  1. Open the navigation menu. Under Governance and Administration, go to Security and click Web Application Firewall.
  2. In the List Scope section, select a compartment.
  3. Click Certificates.
  4. Find the WAF certificate in the list, click the Actions icon (three dots), and then click Move Resource.
  5. Choose the destination compartment from the list.
  6. Click Move Resource.
To add a certificate to a WAF policy
  1. Open the navigation menu. Under Governance and Administration, go to Security and click Web Application Firewall.
  2. Click the name of the WAF Policy where you want to view certificate settings. The WAF Policy overview appears.

  3. Click Settings.
  4. Click General Settings.
  5. Click Edit.
  6. In the Edit Settings dialog box, enter the following:
    • Enable HTTPS Support: Click this check box to enable all communications between the browser and web app to be encrypted.
      • Certificate Source: Choose one of the following methods:
        • Choose Certificate: Select an existing certificate from the drop down menu. Click Change Compartment to select a certificate from another compartment.
        • Upload or Paste Certificate and Private Key
          • Drag and drop, select, or paste a valid SSL certificate in PEM format. You must also include intermediate certificates (the website certificate must be first). The following is an example:

            -----BEGIN CERTIFICATE-----
            <Base64_encoded_certificate>
            -----END CERTIFICATE-----
            -----BEGIN CERTIFICATE-----
            <Intermediate_Base64_encoded_certificate>
            -----END CERTIFICATE-----
          • Private Key: Drag and drop, select, or paste a valid private key in PEM format in this field. The private key cannot be protected by a passphrase. The following is an example:

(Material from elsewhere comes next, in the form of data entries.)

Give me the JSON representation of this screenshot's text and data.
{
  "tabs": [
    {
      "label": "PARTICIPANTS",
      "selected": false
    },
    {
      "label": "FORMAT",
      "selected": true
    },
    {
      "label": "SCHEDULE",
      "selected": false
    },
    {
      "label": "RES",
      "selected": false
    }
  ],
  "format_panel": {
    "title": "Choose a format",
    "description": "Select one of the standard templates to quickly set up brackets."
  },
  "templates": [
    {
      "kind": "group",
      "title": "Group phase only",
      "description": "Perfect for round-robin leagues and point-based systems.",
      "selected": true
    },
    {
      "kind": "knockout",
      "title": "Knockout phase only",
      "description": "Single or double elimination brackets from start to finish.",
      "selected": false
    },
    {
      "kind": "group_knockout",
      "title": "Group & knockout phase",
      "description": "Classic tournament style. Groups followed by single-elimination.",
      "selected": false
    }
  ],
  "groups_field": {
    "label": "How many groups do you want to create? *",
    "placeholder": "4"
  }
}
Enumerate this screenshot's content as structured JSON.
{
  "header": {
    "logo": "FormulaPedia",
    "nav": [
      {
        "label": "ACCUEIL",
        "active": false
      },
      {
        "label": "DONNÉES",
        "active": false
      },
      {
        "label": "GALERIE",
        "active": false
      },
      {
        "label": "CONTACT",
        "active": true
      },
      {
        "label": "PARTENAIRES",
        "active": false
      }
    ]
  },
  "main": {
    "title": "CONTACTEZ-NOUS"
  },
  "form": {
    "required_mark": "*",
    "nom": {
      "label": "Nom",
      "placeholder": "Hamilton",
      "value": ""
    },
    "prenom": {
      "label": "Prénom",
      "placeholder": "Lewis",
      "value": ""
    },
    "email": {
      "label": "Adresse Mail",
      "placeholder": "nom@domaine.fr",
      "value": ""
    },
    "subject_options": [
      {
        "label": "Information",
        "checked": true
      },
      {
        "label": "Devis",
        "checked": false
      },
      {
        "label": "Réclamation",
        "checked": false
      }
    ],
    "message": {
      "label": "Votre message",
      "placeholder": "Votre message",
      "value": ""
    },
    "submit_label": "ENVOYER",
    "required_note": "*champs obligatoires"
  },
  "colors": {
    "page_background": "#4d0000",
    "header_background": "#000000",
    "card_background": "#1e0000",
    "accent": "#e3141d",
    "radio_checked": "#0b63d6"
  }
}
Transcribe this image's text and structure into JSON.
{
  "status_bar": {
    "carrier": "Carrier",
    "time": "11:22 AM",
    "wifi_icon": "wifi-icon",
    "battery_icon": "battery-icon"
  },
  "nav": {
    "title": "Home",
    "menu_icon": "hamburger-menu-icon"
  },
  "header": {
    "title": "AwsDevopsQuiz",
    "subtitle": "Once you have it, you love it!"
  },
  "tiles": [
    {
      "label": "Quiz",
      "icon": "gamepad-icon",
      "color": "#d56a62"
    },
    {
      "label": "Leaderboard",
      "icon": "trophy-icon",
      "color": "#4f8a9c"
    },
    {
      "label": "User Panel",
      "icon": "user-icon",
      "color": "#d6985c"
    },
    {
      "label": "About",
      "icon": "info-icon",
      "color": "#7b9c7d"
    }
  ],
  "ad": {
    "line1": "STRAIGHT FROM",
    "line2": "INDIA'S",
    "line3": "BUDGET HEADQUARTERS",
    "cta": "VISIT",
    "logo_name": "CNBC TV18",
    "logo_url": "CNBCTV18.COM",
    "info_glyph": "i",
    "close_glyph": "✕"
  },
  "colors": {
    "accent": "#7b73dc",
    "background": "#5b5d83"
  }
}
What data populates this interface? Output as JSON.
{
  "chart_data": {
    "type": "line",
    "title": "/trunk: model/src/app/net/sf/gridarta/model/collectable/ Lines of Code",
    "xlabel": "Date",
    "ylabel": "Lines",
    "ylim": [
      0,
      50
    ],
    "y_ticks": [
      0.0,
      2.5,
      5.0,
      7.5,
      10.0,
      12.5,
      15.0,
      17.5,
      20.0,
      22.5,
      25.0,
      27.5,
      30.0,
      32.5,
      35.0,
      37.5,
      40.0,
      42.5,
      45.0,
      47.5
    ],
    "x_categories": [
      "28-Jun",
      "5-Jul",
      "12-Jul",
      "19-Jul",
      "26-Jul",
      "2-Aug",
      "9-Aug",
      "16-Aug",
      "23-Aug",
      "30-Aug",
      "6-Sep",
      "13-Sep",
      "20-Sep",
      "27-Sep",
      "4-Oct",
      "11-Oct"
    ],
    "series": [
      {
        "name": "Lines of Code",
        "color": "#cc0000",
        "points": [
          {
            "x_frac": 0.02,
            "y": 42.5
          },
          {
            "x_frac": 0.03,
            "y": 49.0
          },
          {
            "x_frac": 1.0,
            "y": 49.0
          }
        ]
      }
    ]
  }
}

            -----BEGIN PRIVATE KEY-----
            <Base64_encoded_private_key>
            -----END PRIVATE KEY-----
      • Self Signed Certificate: Enable this field when using a self-signed certificate to show an SSL warning in the browser.
      • HTTP to HTTPS Redirect: When enabled, all HTTP traffic is automatically redirected to HTTPS.
      • TLS Protocols Support: Select a TLS protocol from the drop down list.
        Caution

        TLS versions 1 and 1.1 have been deprecated and cannot be used in policy configurations. If you use these versions, a validation error might occur. Use versions 1.2 or 1.3 instead.
      • Enable SNI: Server Name Indication (SNI) is an extension of the TLS protocol, which allows multiple secure hostnames to be served from a single IP address.
      • Advanced Options
        • Enable Response Buffering: Enable or disable buffering of the response from the origin.
        • Cache Control Respected: Enable or disable automatic content caching based on the response cache-control header.
        • Behind CDN: Enable this to allow the collection of IP addresses from the client request if WAF is connected to a CDN.
  7. Click Save Changes.
To edit a certificate in a WAF policy
  1. Open the navigation menu. Under Governance and Administration, go to Security and click Web Application Firewall.
  2. Click the name of the WAF Policy where you want to view certificate settings. The WAF Policy overview appears.

  3. Click Settings.
  4. Click General Settings.
  5. Click Edit.
  6. In the Edit Settings dialog box, make the necessary updates to the certificate.
  7. Click Save Changes.